Data from: The missing link in biogeographic reconstruction: Accounting for lineage extinction rewrites history

  • Leonel Herrera Alsina (Creator)
  • Adam C. Algar (Creator)
  • Lesley T. Lancaster (Creator)
  • Juan Francisco Ornelas (Creator)
  • Greta Bocedi (Creator)
  • Alexander S.T. Papadopulos (Creator)
  • Cecile Gubry‐Rangin (Creator)
  • Owen G. Osborne (Creator)
  • Poppy Mynard (Creator)
  • I Made Sudiana (Creator)
  • Pungki Lupiyaningdyah (Creator)
  • Berry Juliandi (Creator)
  • Justin M. J. Travis (Creator)
  • Graeme Paton (Other)



Aim In the most widely used family of methods for ancestral range estimation (ARE), dispersal, speciation and extirpation events are estimated from information on extant lineages. However, this approach fails to consider the geographic distribution of extinct species and their position on the phylogenetic tree, an omission that could compromise reconstruction.

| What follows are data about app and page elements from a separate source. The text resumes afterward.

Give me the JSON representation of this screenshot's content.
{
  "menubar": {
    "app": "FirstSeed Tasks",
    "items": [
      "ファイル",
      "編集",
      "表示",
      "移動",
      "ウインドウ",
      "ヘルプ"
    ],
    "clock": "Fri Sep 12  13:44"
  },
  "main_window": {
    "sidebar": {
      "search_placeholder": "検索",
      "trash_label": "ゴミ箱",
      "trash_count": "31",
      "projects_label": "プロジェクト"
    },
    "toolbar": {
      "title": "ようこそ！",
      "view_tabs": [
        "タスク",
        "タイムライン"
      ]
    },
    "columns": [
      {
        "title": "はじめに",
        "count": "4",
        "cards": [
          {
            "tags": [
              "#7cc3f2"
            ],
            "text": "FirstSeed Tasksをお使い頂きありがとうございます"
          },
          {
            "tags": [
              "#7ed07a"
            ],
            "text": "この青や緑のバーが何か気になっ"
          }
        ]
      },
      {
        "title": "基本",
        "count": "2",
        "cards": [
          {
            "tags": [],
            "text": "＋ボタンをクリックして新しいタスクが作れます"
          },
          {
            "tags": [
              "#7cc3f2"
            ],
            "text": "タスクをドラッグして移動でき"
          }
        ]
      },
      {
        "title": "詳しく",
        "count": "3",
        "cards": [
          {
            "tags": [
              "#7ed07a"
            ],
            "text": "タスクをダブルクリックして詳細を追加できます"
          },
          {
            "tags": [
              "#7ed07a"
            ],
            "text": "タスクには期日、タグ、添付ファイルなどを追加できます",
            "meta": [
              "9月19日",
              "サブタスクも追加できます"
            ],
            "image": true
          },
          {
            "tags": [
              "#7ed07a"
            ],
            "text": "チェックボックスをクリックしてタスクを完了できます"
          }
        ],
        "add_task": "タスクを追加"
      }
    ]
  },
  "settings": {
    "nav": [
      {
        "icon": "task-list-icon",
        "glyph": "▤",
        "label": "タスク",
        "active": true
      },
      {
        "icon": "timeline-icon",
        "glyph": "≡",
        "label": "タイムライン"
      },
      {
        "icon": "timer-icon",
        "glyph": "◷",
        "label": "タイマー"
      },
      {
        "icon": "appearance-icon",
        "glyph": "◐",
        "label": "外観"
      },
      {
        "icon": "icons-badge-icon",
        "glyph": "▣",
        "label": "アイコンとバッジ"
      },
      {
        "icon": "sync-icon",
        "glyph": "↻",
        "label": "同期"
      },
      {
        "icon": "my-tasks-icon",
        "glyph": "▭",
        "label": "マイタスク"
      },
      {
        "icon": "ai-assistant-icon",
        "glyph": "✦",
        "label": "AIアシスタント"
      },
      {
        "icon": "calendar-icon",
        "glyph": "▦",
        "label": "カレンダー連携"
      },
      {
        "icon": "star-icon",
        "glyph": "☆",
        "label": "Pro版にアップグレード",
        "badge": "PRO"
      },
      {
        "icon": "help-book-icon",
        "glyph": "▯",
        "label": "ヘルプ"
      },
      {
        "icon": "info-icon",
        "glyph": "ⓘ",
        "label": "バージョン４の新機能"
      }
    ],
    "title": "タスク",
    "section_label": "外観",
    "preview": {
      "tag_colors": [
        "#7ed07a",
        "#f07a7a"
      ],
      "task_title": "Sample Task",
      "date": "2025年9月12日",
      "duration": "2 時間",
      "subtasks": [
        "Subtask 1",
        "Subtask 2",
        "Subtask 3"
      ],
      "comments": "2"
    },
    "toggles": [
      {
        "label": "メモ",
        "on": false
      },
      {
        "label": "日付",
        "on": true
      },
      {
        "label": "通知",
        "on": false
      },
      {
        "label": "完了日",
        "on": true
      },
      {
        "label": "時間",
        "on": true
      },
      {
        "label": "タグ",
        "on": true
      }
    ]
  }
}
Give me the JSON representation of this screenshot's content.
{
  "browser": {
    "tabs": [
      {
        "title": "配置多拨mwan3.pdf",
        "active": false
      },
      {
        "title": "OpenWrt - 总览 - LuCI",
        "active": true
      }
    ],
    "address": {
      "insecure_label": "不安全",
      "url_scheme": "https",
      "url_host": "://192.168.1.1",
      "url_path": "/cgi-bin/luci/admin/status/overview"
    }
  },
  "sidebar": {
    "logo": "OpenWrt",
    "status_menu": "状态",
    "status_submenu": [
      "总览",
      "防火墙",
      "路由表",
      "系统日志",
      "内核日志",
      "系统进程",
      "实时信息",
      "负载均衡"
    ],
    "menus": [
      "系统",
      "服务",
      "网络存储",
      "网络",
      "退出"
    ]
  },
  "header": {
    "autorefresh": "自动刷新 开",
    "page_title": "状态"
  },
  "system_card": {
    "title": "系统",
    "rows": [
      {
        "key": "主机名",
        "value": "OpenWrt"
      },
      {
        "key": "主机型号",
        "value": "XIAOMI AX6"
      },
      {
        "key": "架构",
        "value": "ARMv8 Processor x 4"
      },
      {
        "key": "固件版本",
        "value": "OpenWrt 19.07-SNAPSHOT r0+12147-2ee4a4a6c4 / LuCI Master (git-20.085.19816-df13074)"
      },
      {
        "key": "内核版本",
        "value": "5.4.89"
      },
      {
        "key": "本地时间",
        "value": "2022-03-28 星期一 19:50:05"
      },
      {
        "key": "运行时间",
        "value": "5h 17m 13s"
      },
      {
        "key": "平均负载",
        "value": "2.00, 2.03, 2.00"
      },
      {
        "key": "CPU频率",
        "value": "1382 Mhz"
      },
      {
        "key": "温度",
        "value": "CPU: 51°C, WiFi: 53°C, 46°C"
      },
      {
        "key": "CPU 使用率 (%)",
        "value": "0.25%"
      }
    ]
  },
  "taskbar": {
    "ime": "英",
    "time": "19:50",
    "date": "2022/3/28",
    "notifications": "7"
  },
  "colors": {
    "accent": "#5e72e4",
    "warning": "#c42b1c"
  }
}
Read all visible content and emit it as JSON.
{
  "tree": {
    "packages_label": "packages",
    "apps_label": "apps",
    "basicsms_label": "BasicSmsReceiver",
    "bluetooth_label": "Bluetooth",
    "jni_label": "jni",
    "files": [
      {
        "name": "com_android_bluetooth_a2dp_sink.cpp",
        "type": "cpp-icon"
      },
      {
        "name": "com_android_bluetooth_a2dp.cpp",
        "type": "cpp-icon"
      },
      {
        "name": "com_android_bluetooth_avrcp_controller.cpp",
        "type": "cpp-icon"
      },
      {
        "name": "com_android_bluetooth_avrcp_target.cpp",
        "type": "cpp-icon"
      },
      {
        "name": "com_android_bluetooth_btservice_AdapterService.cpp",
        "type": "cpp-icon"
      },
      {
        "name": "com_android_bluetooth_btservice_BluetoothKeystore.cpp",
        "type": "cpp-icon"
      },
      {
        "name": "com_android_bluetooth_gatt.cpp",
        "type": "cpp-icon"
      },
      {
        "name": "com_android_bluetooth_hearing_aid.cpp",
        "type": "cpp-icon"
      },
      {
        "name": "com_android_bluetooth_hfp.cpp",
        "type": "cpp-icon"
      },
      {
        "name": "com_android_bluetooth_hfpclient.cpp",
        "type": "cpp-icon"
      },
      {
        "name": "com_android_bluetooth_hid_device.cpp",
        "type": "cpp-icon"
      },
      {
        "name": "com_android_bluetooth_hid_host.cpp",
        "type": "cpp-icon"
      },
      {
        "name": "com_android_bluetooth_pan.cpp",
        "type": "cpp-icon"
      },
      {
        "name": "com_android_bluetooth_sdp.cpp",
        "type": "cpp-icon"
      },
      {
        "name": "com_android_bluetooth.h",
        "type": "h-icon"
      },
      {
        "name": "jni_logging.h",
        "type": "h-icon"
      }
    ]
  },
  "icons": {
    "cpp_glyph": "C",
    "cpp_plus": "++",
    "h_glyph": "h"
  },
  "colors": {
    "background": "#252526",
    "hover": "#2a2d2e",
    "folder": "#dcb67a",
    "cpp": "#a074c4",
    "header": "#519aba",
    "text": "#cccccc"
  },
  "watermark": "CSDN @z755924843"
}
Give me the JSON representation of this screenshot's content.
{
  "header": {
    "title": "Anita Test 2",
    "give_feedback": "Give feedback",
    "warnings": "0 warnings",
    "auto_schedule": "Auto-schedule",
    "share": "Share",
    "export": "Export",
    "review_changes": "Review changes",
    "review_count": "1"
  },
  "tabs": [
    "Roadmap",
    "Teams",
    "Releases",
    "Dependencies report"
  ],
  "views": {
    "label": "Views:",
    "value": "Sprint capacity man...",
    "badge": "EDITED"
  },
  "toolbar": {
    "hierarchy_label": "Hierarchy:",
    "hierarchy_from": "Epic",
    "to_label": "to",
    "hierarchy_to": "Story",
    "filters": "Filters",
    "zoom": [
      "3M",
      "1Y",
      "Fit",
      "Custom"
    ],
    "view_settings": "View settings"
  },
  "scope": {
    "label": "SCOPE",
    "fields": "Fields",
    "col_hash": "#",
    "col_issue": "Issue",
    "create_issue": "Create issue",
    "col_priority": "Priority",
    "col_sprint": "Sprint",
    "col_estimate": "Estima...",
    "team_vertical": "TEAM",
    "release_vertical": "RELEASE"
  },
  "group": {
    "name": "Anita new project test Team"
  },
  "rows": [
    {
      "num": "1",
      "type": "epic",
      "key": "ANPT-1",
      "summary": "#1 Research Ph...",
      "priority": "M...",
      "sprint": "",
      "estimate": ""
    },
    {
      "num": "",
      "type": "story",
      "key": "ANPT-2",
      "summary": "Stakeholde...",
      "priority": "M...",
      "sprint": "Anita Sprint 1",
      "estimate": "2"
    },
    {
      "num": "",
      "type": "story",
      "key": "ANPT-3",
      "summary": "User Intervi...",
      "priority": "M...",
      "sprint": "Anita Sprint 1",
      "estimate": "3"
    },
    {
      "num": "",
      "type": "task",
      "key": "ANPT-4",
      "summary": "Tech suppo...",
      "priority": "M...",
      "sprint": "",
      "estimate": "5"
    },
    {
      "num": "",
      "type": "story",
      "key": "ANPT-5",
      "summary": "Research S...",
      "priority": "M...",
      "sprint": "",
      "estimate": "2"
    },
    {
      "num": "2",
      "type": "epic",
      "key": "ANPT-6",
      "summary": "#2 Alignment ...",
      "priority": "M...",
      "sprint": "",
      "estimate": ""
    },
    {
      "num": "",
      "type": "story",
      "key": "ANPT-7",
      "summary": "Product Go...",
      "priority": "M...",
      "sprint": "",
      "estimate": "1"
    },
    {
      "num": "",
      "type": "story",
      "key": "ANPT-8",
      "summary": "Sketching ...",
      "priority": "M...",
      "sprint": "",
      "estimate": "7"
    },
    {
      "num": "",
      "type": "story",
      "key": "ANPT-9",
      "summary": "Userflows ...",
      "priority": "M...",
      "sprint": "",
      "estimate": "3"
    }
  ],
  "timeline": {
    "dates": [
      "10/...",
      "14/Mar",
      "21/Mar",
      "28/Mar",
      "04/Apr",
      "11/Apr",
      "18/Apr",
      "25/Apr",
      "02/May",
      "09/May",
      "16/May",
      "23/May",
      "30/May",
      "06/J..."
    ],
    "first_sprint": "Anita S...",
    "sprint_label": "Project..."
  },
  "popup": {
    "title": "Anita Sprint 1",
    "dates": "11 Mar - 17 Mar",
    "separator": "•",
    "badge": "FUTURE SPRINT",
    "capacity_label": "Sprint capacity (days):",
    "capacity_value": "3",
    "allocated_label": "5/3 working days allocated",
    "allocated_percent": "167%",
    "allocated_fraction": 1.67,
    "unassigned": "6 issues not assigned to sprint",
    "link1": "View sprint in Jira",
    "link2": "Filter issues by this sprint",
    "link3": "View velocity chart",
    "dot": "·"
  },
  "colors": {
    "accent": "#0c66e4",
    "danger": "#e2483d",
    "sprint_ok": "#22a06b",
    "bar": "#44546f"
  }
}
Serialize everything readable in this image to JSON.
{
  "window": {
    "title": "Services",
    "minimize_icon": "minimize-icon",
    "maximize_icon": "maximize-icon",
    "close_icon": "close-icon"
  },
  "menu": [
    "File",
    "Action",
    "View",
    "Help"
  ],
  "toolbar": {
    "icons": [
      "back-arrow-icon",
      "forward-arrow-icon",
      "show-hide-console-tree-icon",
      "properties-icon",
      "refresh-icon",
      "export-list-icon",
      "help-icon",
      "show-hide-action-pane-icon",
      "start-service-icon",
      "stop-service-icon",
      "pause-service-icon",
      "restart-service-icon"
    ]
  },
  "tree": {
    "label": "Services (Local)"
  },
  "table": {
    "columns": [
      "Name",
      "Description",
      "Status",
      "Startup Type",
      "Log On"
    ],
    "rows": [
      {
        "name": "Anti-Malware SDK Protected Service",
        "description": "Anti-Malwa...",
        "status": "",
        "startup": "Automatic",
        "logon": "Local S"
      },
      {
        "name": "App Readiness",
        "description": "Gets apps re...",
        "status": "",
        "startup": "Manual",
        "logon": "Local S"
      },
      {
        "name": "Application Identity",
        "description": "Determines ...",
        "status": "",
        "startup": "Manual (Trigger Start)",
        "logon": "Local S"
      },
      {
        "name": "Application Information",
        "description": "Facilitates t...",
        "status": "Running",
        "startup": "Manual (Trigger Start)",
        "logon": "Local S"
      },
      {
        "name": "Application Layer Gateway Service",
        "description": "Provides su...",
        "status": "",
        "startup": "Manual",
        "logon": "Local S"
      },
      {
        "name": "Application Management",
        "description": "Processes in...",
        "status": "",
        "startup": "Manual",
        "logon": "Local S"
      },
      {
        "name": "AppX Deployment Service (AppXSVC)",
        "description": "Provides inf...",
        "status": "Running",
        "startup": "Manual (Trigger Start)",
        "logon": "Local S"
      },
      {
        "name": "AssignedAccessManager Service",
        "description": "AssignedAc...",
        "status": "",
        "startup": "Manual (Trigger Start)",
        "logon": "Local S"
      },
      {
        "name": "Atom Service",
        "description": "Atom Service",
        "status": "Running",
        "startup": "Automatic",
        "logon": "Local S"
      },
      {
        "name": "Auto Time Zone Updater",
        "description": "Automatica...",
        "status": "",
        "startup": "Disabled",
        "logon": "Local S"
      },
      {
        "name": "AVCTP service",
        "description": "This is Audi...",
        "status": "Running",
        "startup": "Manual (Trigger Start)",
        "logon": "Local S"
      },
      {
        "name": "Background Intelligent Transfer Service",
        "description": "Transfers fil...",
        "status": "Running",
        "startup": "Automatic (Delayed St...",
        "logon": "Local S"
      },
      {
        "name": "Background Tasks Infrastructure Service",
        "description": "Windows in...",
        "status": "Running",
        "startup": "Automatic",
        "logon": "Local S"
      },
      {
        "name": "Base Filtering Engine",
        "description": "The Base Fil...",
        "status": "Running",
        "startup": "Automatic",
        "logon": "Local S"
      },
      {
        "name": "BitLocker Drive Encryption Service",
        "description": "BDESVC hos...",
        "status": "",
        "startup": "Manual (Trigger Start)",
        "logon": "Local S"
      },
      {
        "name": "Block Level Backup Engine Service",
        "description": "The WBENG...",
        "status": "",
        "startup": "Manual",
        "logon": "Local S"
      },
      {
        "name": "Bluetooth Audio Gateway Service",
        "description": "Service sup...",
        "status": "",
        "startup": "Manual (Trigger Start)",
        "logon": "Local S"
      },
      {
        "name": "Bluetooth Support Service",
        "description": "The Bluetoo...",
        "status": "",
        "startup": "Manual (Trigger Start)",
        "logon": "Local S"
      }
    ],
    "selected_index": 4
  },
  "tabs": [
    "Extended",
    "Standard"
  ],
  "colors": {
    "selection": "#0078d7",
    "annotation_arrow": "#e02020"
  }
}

Here, we present a method that models the geographic distribution of extinct species and we quantify the potential inaccuracy in ancestral range estimation when extinction rates are above zero. Location Global applications, with an example from the Americas. Taxon All taxa, with an example from hummingbirds (Amazilia). Methods Methods capable of explicitly modelling extinct branches along with their reconstructed geographic information (GeoSSE) have been overlooked in ARE analysis, perhaps due to the inherent complexity of implementation. We develop a user-friendly platform, which we term LEMAD (Lineage Extinction Model of Ancestral Distribution) that generalizes the likelihood described in GeoSSE for any number of areas and under several sets of geographic assumptions. We compare LEMAD and extinction-free approaches using extensive simulations under different macroevolutionary scenarios. We apply our method to revisit the historical biogeography of Amazilia hummingbirds. Results We find that accounting for the lineages removed from a tree by extinction improves reconstructions of ancestral distributions, especially when rates of vicariant speciation are higher than rates of in situ speciation, and when rates of extinction and range evolution are high. Rates of in situ and vicariant speciation are accurately estimated by LEMAD in all scenarios. North America as the most likely region for the common ancestor of hummingbirds. Main conclusions Methods that neglect lineage extinction are less likely to accurately reconstruct true biogeographic histories of extant clades. Our findings on an empirical dataset reconcile the Eurasian origin of Amazilia with biogeographic reconstructions when lineage extinction is considered.
Date made available2022

Cite this